**Exercise instructions**
Without the pictures, copy all of the data exactly.

──────────

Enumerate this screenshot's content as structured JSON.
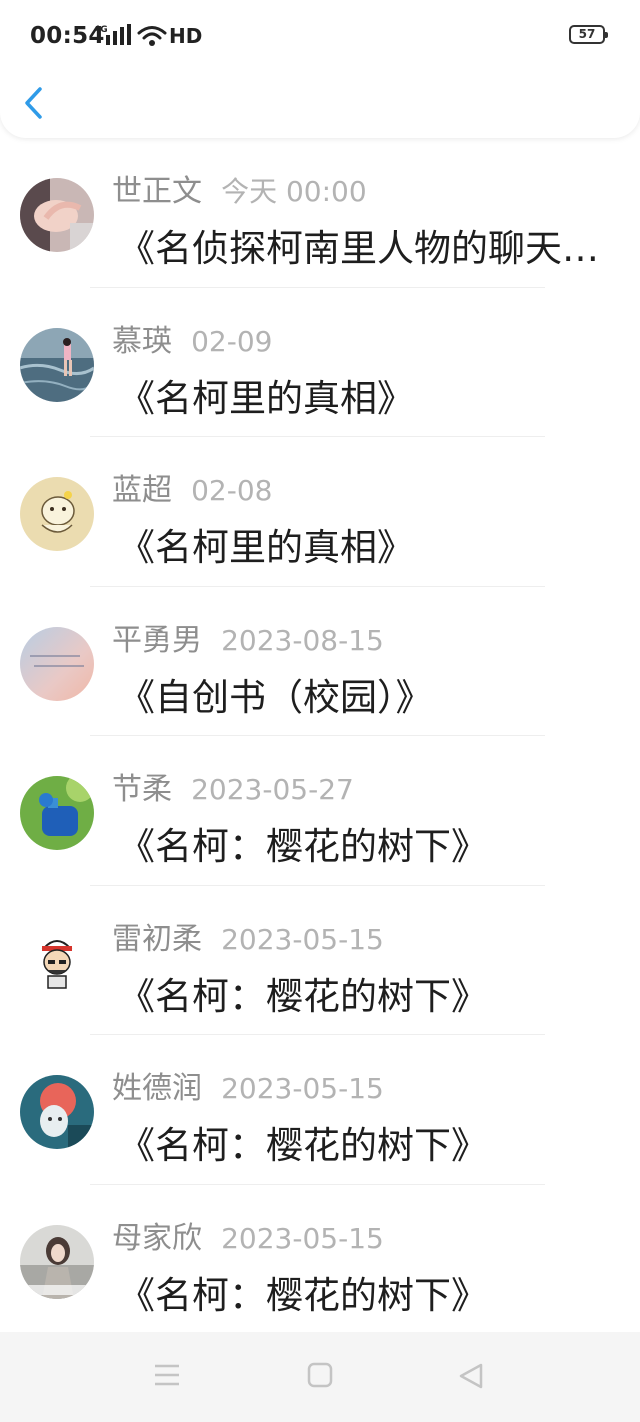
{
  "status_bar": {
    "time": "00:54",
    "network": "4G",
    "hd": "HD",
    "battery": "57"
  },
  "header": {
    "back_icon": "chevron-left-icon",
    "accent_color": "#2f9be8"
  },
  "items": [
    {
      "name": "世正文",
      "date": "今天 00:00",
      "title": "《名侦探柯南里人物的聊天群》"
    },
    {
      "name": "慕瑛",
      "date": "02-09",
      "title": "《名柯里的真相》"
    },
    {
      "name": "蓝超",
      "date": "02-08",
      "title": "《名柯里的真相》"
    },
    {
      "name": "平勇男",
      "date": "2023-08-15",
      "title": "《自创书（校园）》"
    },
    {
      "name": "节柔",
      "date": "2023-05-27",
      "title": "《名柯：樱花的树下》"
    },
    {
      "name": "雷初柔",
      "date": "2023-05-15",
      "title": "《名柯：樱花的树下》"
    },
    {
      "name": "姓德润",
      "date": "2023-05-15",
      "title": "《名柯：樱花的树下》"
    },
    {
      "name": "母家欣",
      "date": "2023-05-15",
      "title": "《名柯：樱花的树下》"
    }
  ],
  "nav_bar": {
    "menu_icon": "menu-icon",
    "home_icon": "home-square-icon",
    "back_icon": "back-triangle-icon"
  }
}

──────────

**Result of this exercise**
Enumerate this screenshot's content as structured JSON.
{
  "status_bar": {
    "time": "00:54",
    "network": "4G",
    "hd": "HD",
    "battery": "57"
  },
  "header": {
    "back_icon": "chevron-left-icon",
    "accent_color": "#2f9be8"
  },
  "items": [
    {
      "name": "世正文",
      "date": "今天 00:00",
      "title": "《名侦探柯南里人物的聊天群》"
    },
    {
      "name": "慕瑛",
      "date": "02-09",
      "title": "《名柯里的真相》"
    },
    {
      "name": "蓝超",
      "date": "02-08",
      "title": "《名柯里的真相》"
    },
    {
      "name": "平勇男",
      "date": "2023-08-15",
      "title": "《自创书（校园）》"
    },
    {
      "name": "节柔",
      "date": "2023-05-27",
      "title": "《名柯：樱花的树下》"
    },
    {
      "name": "雷初柔",
      "date": "2023-05-15",
      "title": "《名柯：樱花的树下》"
    },
    {
      "name": "姓德润",
      "date": "2023-05-15",
      "title": "《名柯：樱花的树下》"
    },
    {
      "name": "母家欣",
      "date": "2023-05-15",
      "title": "《名柯：樱花的树下》"
    }
  ],
  "nav_bar": {
    "menu_icon": "menu-icon",
    "home_icon": "home-square-icon",
    "back_icon": "back-triangle-icon"
  }
}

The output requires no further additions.